Remember these jeans? I know. We’d rather not. But I was on a quest for baggy ankle length (relatively cheap) skinnies and I momentarily erred. I returned them with nary a blink; in fact, The Gap didn’t even need my credit card to return them because they had it on file, which gave me pause. In any case, I thought I had found my baggy ankle-length skinny, again at The Gap, with their straight leg, some-other-descriptive-detail jeans, which Sales Associate Hilary was super-helpful with. I bought them on sale and with an extra 25% discount for about $50.
Wordy, ranty post. I’m just warning you.
But here’s the thing. I didn’t wear them for a month (it turns out for exactly a month) and I have FIVE other pairs of jeans, not including the pair I just put in the giveaway pile. So I decided I didn’t need these extra Gap jeans I hadn’t even worn yet. Because obviously I don’t.
But here’s the catch. I (somehow) did not have my receipt for the jeans. This is rare as I am a chronic returner and never throw out receipts; A-Dubs calls me a Shopping Bulimic, which is alarmingly accurate. So yesterday, after a very productive, yet very trying, day that included a scheduled meeting with a colleague and a long, unscheduled lunch with another colleague, I decided (stupidly) to drive to the mall and return my unworn, still-with-the-tags-on jeans. Without the receipt but I was resigned to settling for a credit note if I had to.
You have 30 days to return things to The Gap. After that Sales Associates who were willing to search for your saved credit card via the computer will tell you they can do nothing for you. I left The Gap grumpy but then returned because I knew I was being fed a line to get rid of me–there is always something someone can do. I have worked retail. A lot. Usually as the non-manager underling unable to do a complicated return who is the first line of defense against an unhappy customer.
So I returned, because I was ONE DAY late returning the jeans (and there was a stat holiday during that time so I think I was on Day 30 anyway) and I asked if they could make an exception and I requested that I speak to the Manager. At which point the Sales Associate informed me, as she had not done so the first time I met with her, that she could issue me a credit for the current sale price of the jeans ($30 less than what I paid for them) despite the fact that the price tag was still attached to the jeans. I explained to her that I could produce a credit card receipt, if not a Gap receipt, to prove that I paid what I said (and what the tag said) I paid for the jeans. She said she had no way of knowing that I was telling the truth. Again I asked to speak to the Manager, whom she called.
The Manager was more sympathetic and friendlier than The Sales Associate and explained to me that there was little she could do because the computer system wouldn’t let her do anything. I suggested that there were probably manual overrides for the computer system and that if she needed to discuss the situation with a Regional Manager, I was willing to wait. She figured out a way to do the return. I have to wait for it to come in the mail, but it is for the full purchase price. I thanked The Manager and plan to write a letter to her boss commending her on her handling of the situation.

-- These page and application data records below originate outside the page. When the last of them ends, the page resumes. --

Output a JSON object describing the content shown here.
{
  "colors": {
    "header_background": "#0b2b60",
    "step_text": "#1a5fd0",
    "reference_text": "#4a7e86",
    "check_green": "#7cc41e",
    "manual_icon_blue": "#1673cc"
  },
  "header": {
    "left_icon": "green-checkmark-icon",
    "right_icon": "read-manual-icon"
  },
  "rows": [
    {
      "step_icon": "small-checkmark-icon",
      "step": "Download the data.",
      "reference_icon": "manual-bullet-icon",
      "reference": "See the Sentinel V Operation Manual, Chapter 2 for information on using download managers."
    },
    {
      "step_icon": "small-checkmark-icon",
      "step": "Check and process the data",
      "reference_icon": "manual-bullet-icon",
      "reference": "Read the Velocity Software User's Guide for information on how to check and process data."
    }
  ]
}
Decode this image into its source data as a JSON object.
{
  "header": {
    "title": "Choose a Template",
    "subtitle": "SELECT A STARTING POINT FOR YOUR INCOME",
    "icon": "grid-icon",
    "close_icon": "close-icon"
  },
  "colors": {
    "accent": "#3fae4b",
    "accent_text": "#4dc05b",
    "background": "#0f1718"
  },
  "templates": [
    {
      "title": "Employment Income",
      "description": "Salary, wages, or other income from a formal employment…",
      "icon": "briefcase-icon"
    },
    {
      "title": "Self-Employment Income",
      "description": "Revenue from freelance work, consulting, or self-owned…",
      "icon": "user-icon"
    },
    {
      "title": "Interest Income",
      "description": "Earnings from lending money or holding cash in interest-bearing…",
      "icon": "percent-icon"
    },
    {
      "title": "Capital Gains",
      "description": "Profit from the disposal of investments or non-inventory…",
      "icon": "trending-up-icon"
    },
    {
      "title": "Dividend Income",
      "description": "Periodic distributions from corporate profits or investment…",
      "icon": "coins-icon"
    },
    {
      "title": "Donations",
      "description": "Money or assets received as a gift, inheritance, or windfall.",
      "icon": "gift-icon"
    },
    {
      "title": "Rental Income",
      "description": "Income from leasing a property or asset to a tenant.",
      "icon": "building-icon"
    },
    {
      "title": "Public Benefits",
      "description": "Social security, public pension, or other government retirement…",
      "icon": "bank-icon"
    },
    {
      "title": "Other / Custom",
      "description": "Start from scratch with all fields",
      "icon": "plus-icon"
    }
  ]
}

Here’s the thing. The Sales Associate was less than helpful, even skirted the territory of calling me a liar and she really did not have any proof that I wasn’t lying, I suppose. Still, why is assuming I am lying the first option? Though I think I kept my cool (even though I was seething) I know I was short and less than pleasant and, I’m sure of it, condescending. AND I was (technically) one day late returning the jeans, so she was justified, via her training, in refusing me help, even though she knew that The Manager could help me.
Now, I have a great job. It’s stressful. Very. But I have also worked at The Gap. For me, working at The Gap was a nightmare, with very poor remuneration and no benefits and little to no respect but I was a teenager at the time and The Sales Associate was not a teenager. I think that I pulled rank on her; she was not friendly or helpful but she has a super-crappy job, which I well know, and I no longer have a super-crappy job. Even though I was “triumphant” in my return quest, I was very unsettled by having to be a bitch about it, even though I knew I would have to be to get the staff at The Corporation Known As The Gap to do what I knew they were able to do. I resent this. I don’t resent the staff, who are only doing what they are corporate-trained to do, but I do resent the Corporation, who has put their employees in this first-defense position against reasonable requests.
I was super unsettled and ornery for the rest of the day and evening and I think it was because I don’t like having to be a bitch. But since when is being firm and reasonable and refusing to allow a Corporation to dictate their own version of reasonable to me, “being a bitch”? Since when is being firm and reasonable about anything “being a bitch”? This is a longer discussion that has more to do with things more important than shopping, but this post is already too long.
Finally, since I can’t have a post without a picture, let’s all admire my new boots again:
Yes, I am wearing them with my pyjamas.
I am going to enter these into Fashionable Academics Bad Ass Bondgirls Summer Boots Conference.
Are you submitting photos? You should! You have until Friday.